*** Opening Data supplied ***

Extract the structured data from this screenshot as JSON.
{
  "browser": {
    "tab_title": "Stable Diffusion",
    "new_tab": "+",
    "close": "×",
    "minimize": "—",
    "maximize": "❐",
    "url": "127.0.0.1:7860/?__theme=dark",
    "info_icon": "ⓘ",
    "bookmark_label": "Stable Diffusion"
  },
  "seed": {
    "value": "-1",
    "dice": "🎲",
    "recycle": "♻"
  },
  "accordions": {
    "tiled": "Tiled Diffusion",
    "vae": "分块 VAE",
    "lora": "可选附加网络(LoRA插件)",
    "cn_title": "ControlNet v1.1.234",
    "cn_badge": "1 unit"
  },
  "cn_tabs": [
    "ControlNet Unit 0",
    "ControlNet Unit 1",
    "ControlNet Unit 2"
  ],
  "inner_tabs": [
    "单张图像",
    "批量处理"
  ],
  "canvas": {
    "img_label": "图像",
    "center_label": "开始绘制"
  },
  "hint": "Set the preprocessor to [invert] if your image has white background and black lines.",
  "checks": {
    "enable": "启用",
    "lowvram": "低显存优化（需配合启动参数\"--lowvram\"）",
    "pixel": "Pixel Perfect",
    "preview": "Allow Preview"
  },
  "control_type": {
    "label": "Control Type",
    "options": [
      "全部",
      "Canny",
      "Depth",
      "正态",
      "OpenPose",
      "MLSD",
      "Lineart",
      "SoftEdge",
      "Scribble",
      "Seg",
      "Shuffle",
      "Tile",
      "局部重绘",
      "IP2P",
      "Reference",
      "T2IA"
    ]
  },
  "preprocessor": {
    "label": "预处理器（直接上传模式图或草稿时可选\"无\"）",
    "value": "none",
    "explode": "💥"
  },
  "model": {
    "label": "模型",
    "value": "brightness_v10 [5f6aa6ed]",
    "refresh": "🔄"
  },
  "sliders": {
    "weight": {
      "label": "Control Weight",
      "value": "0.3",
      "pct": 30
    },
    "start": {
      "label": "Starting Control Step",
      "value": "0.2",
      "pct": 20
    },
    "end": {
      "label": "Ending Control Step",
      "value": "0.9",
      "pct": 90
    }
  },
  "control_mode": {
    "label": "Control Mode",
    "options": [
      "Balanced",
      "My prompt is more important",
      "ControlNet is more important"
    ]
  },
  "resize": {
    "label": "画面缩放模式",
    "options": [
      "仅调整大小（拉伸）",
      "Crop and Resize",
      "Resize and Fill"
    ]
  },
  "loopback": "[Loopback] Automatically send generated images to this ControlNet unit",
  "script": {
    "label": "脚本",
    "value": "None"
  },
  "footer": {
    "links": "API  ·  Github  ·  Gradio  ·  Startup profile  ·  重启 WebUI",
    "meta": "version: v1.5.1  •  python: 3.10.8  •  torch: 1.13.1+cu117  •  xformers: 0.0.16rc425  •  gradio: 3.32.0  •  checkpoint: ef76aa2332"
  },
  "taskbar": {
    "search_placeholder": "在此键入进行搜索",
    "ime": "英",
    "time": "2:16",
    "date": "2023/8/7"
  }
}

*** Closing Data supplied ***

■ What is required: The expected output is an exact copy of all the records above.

■ Output for this task:
Extract the structured data from this screenshot as JSON.
{
  "browser": {
    "tab_title": "Stable Diffusion",
    "new_tab": "+",
    "close": "×",
    "minimize": "—",
    "maximize": "❐",
    "url": "127.0.0.1:7860/?__theme=dark",
    "info_icon": "ⓘ",
    "bookmark_label": "Stable Diffusion"
  },
  "seed": {
    "value": "-1",
    "dice": "🎲",
    "recycle": "♻"
  },
  "accordions": {
    "tiled": "Tiled Diffusion",
    "vae": "分块 VAE",
    "lora": "可选附加网络(LoRA插件)",
    "cn_title": "ControlNet v1.1.234",
    "cn_badge": "1 unit"
  },
  "cn_tabs": [
    "ControlNet Unit 0",
    "ControlNet Unit 1",
    "ControlNet Unit 2"
  ],
  "inner_tabs": [
    "单张图像",
    "批量处理"
  ],
  "canvas": {
    "img_label": "图像",
    "center_label": "开始绘制"
  },
  "hint": "Set the preprocessor to [invert] if your image has white background and black lines.",
  "checks": {
    "enable": "启用",
    "lowvram": "低显存优化（需配合启动参数\"--lowvram\"）",
    "pixel": "Pixel Perfect",
    "preview": "Allow Preview"
  },
  "control_type": {
    "label": "Control Type",
    "options": [
      "全部",
      "Canny",
      "Depth",
      "正态",
      "OpenPose",
      "MLSD",
      "Lineart",
      "SoftEdge",
      "Scribble",
      "Seg",
      "Shuffle",
      "Tile",
      "局部重绘",
      "IP2P",
      "Reference",
      "T2IA"
    ]
  },
  "preprocessor": {
    "label": "预处理器（直接上传模式图或草稿时可选\"无\"）",
    "value": "none",
    "explode": "💥"
  },
  "model": {
    "label": "模型",
    "value": "brightness_v10 [5f6aa6ed]",
    "refresh": "🔄"
  },
  "sliders": {
    "weight": {
      "label": "Control Weight",
      "value": "0.3",
      "pct": 30
    },
    "start": {
      "label": "Starting Control Step",
      "value": "0.2",
      "pct": 20
    },
    "end": {
      "label": "Ending Control Step",
      "value": "0.9",
      "pct": 90
    }
  },
  "control_mode": {
    "label": "Control Mode",
    "options": [
      "Balanced",
      "My prompt is more important",
      "ControlNet is more important"
    ]
  },
  "resize": {
    "label": "画面缩放模式",
    "options": [
      "仅调整大小（拉伸）",
      "Crop and Resize",
      "Resize and Fill"
    ]
  },
  "loopback": "[Loopback] Automatically send generated images to this ControlNet unit",
  "script": {
    "label": "脚本",
    "value": "None"
  },
  "footer": {
    "links": "API  ·  Github  ·  Gradio  ·  Startup profile  ·  重启 WebUI",
    "meta": "version: v1.5.1  •  python: 3.10.8  •  torch: 1.13.1+cu117  •  xformers: 0.0.16rc425  •  gradio: 3.32.0  •  checkpoint: ef76aa2332"
  },
  "taskbar": {
    "search_placeholder": "在此键入进行搜索",
    "ime": "英",
    "time": "2:16",
    "date": "2023/8/7"
  }
}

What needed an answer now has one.